• East Village USA

    New Museum
    235 Bowery
    December 2, 2004–March 19, 2005

    The East Village scene of the early ’80s—a roiling stew pot of artistic endeavors and a cesspool of degradation, intentional or otherwise—still exerts a powerful hold on the imagination of those who lived through its glories and excesses and those born circa 1985, the year Carlo McCormick declared the whole shebang dead in the East Village Eye. Opening at the New Museum’s temporary Chelsea location, this survey outlines counterculture antecedents and attempts to encompass the full spectrum of Alphabet City with more than eighty artists, from avatars of graffiti art and punk expressionism to pencil-sharpening practitioners of the neo-geo and “Pictures” typology. Will Fun Gallery proprietor and underground-film star Patti Astor attend the opening? I sure hope so.
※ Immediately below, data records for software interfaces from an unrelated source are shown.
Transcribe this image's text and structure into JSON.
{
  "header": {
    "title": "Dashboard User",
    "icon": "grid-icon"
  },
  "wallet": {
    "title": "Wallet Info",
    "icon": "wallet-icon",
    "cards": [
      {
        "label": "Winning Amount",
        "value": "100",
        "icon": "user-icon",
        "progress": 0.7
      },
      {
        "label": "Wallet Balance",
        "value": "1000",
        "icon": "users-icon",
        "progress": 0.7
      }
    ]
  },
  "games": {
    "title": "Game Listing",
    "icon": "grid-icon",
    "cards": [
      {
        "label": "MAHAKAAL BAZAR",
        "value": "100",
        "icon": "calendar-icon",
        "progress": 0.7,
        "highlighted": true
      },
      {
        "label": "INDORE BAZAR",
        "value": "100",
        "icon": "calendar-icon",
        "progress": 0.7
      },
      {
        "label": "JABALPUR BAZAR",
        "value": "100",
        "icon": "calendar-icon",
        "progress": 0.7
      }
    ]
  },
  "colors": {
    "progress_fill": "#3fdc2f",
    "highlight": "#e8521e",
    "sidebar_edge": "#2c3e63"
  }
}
  • Katharina Sieverding, Die Sonnne um Mitternacht Schauen, 2003, c-prints, total size: 125 x 190 in.

    Katharina Sieverding, Die Sonnne um Mitternacht Schauen, 2003, c-prints, total size: 125 x 190 in.
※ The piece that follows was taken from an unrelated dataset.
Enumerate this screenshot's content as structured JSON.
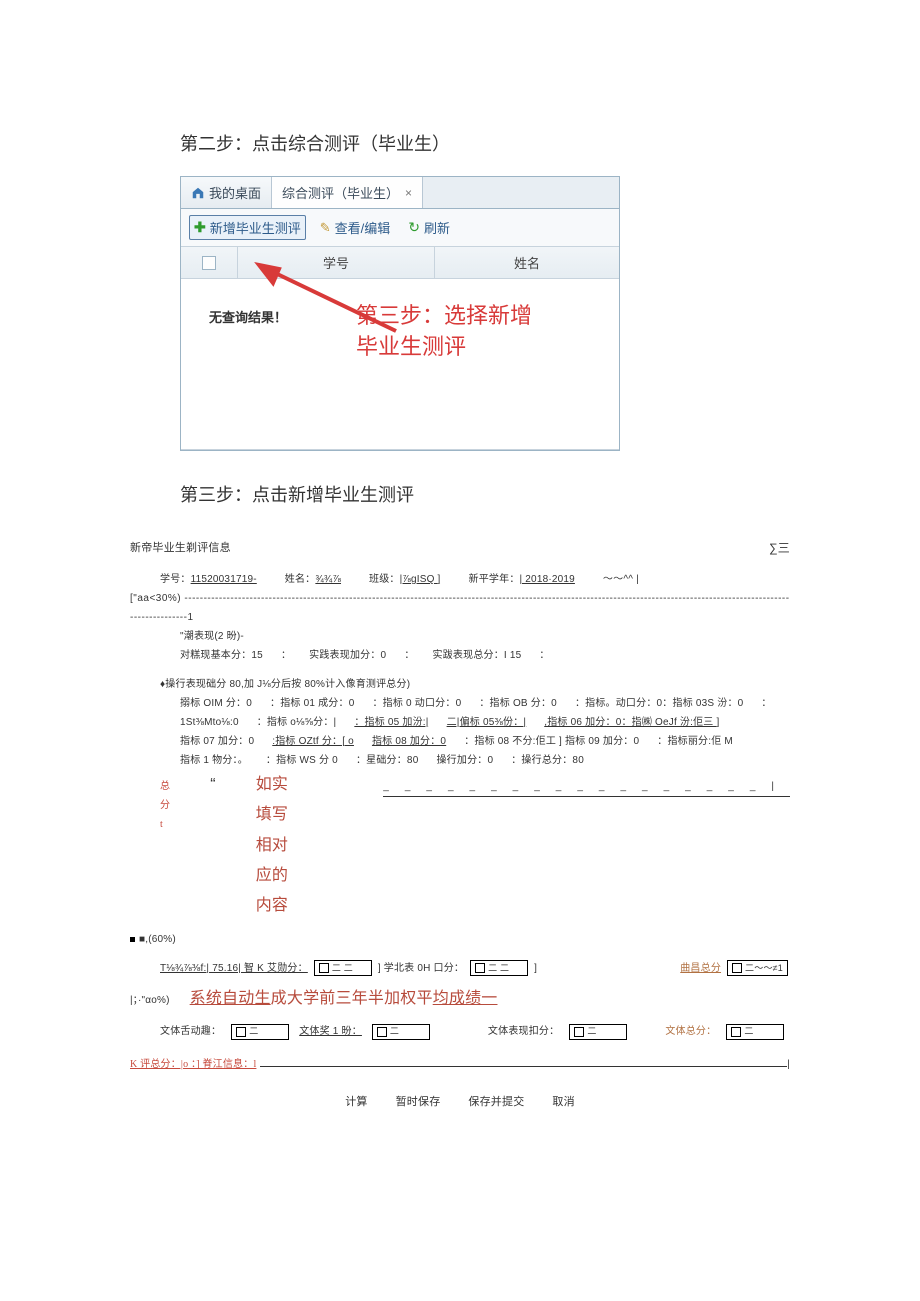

    Katharina Sieverding

    MoMA PS1
    22-25 Jackson Avenue at 46th Avenue
    October 17, 2004–January 31, 2005

    While inundated with photography by students of the Bechers, we are less familiar with those, like Katharina Sieverding, who studied with Joseph Beuys. Sieverding, born in Prague in 1944, worked in Düsseldorf from 1967 until 1972. Known chiefly for large-scale photography that pushes its subjectivist dimensions, she often focuses on her own body, submitting her visage to various forms of photographic dissolution. This survey of roughly a dozen works—multimedia installations, photographic series, and film and slide projections—is accompanied by a catalogue with essays by, among others, Brian O’Doherty and Norman Bryson and provides American audiences with their first museum show of Sieverding’s work.

  • Design ≠ Art

    Cooper Hewitt, Smithsonian Design Museum
    2 East 91st Street
    September 10, 2004–February 20, 2005

    It has become almost rote to pronounce a blurring of the line between art and design. Artists who have dabbled in both disciplines have, however, felt the need to delineate boundaries. “The intent of art is different from that of [design], which must be functional,” Donald Judd said. “A work of art exists as itself, a chair exists as a chair itself.” The washroom sink that Judd designed for his home is on view here among sixty-nine functional objects by eighteen other luminaries of minimalist aesthetics, from John Chamberlain’s table made of car parts to Rachel Whiteread’s daybed formed from the casts of negative space around a bed. It’s form following function, albeit not without a detour or two.

  • Dayanita Singh, First Communion, Saligao, 2000, 2001, c-print, 100 x 100 cm

    Dayanita Singh, First Communion, Saligao, 2000, 2001, c-print, 100 x 100 cm

    Edge of Desire: Recent Art in India

    Queens Museum
    New York City Building Flushing Meadows
    July 24, 2013–May 29, 2005

    Art Gallery of Western Australia
    Perth Cultural Centre James Sreet Mall
    September 25, 2004–January 16, 2005

    This show of more than eighty works by thirty-two artists and collectives hopes to do for contemporary Indian art what “Inside Out: New Chinese Art” did in 1998 for art from China. That is, to provide both regional and global contexts that challenge preconceptions of recent art from India—whose presence in Western pop culture is often limited to Bollywood, yoga, and outsourcing. The show presents work by urban, nondiasporic artists like documentary photographer Dayanita Singh yet also takes a curatorial risk by offering pieces by rural folk artists such as painter Swarna Chitrakar, who reinterprets in a traditional style scenes from the Hollywood film Titanic.

  • Isamu Noguchi

    Whitney Museum of American Art
    99 Gansevoort Street
    October 28, 2004–January 16, 2005

    Curated by Valerie Fletcher

    Focusing on Isamu Noguchi’s series of wood and stone totems that evoke the nearly sentient quality particular to his work, this retrospective covering mainly the early ’30s to the early ’60s celebrates the centenary of the Japanese artist’s birth. Also featured are sixty-five sculptures and twenty drawings, all highlighting Noguchi’s mix of European modernism with Japanese tradition and his extraordinary sense of material and form. Organized jointly by the Whitney and the Hirshhorn and curated by the latter’s Valerie Fletcher, the show is accompanied by a catalogue that features essays by Fletcher, Bonnie Rychlak, and Dana Miller. Travels to the Hirshhorn Museum and Sculpture Garden, Washington, DC, Feb. 10, 2005–May 8, 2005.